'''
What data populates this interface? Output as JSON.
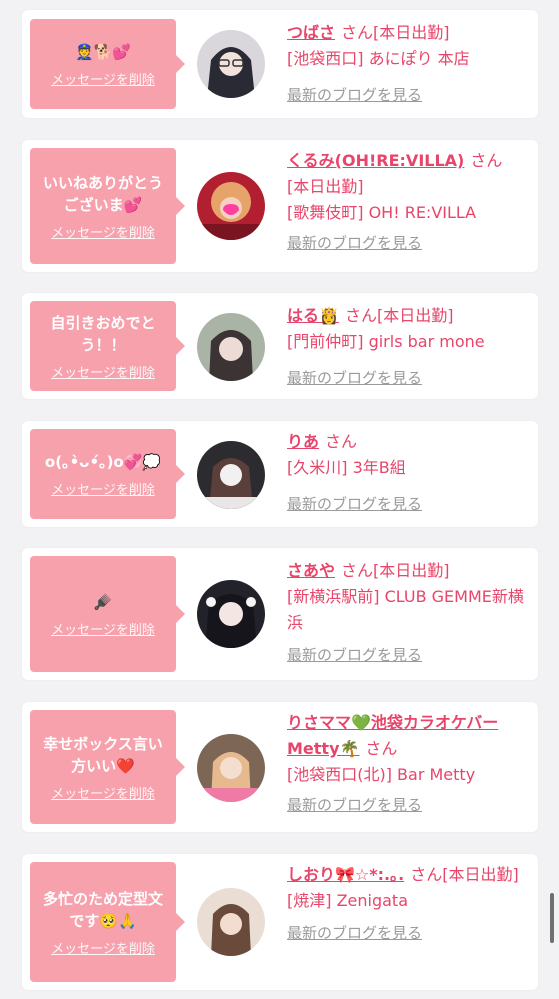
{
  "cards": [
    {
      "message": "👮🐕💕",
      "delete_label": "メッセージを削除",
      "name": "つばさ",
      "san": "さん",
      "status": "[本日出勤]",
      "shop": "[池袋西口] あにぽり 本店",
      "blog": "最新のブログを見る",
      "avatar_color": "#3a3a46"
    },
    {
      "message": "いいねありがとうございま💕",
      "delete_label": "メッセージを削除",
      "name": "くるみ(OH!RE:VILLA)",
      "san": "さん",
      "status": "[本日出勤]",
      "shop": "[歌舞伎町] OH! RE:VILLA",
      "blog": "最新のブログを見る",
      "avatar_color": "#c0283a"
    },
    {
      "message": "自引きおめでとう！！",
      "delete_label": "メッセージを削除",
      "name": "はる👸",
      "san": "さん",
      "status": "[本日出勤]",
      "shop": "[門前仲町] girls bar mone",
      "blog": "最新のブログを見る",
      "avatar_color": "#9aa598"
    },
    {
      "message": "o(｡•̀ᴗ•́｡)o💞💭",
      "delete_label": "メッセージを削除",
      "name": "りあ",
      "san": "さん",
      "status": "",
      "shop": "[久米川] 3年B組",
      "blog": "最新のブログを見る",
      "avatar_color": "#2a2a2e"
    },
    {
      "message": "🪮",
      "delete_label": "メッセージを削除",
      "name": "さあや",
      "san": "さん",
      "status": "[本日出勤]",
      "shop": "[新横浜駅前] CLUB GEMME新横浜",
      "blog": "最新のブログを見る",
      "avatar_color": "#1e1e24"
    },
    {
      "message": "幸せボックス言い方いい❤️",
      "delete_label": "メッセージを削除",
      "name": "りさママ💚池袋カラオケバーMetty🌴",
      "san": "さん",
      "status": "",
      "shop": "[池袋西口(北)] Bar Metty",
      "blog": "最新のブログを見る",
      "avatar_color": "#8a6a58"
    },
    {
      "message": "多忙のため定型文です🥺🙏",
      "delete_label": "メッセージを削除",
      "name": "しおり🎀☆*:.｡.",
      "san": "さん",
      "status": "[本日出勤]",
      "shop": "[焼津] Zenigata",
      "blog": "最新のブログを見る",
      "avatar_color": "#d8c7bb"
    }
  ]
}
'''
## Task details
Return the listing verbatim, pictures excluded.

## Exercise output
What data populates this interface? Output as JSON.
{
  "cards": [
    {
      "message": "👮🐕💕",
      "delete_label": "メッセージを削除",
      "name": "つばさ",
      "san": "さん",
      "status": "[本日出勤]",
      "shop": "[池袋西口] あにぽり 本店",
      "blog": "最新のブログを見る",
      "avatar_color": "#3a3a46"
    },
    {
      "message": "いいねありがとうございま💕",
      "delete_label": "メッセージを削除",
      "name": "くるみ(OH!RE:VILLA)",
      "san": "さん",
      "status": "[本日出勤]",
      "shop": "[歌舞伎町] OH! RE:VILLA",
      "blog": "最新のブログを見る",
      "avatar_color": "#c0283a"
    },
    {
      "message": "自引きおめでとう！！",
      "delete_label": "メッセージを削除",
      "name": "はる👸",
      "san": "さん",
      "status": "[本日出勤]",
      "shop": "[門前仲町] girls bar mone",
      "blog": "最新のブログを見る",
      "avatar_color": "#9aa598"
    },
    {
      "message": "o(｡•̀ᴗ•́｡)o💞💭",
      "delete_label": "メッセージを削除",
      "name": "りあ",
      "san": "さん",
      "status": "",
      "shop": "[久米川] 3年B組",
      "blog": "最新のブログを見る",
      "avatar_color": "#2a2a2e"
    },
    {
      "message": "🪮",
      "delete_label": "メッセージを削除",
      "name": "さあや",
      "san": "さん",
      "status": "[本日出勤]",
      "shop": "[新横浜駅前] CLUB GEMME新横浜",
      "blog": "最新のブログを見る",
      "avatar_color": "#1e1e24"
    },
    {
      "message": "幸せボックス言い方いい❤️",
      "delete_label": "メッセージを削除",
      "name": "りさママ💚池袋カラオケバーMetty🌴",
      "san": "さん",
      "status": "",
      "shop": "[池袋西口(北)] Bar Metty",
      "blog": "最新のブログを見る",
      "avatar_color": "#8a6a58"
    },
    {
      "message": "多忙のため定型文です🥺🙏",
      "delete_label": "メッセージを削除",
      "name": "しおり🎀☆*:.｡.",
      "san": "さん",
      "status": "[本日出勤]",
      "shop": "[焼津] Zenigata",
      "blog": "最新のブログを見る",
      "avatar_color": "#d8c7bb"
    }
  ]
}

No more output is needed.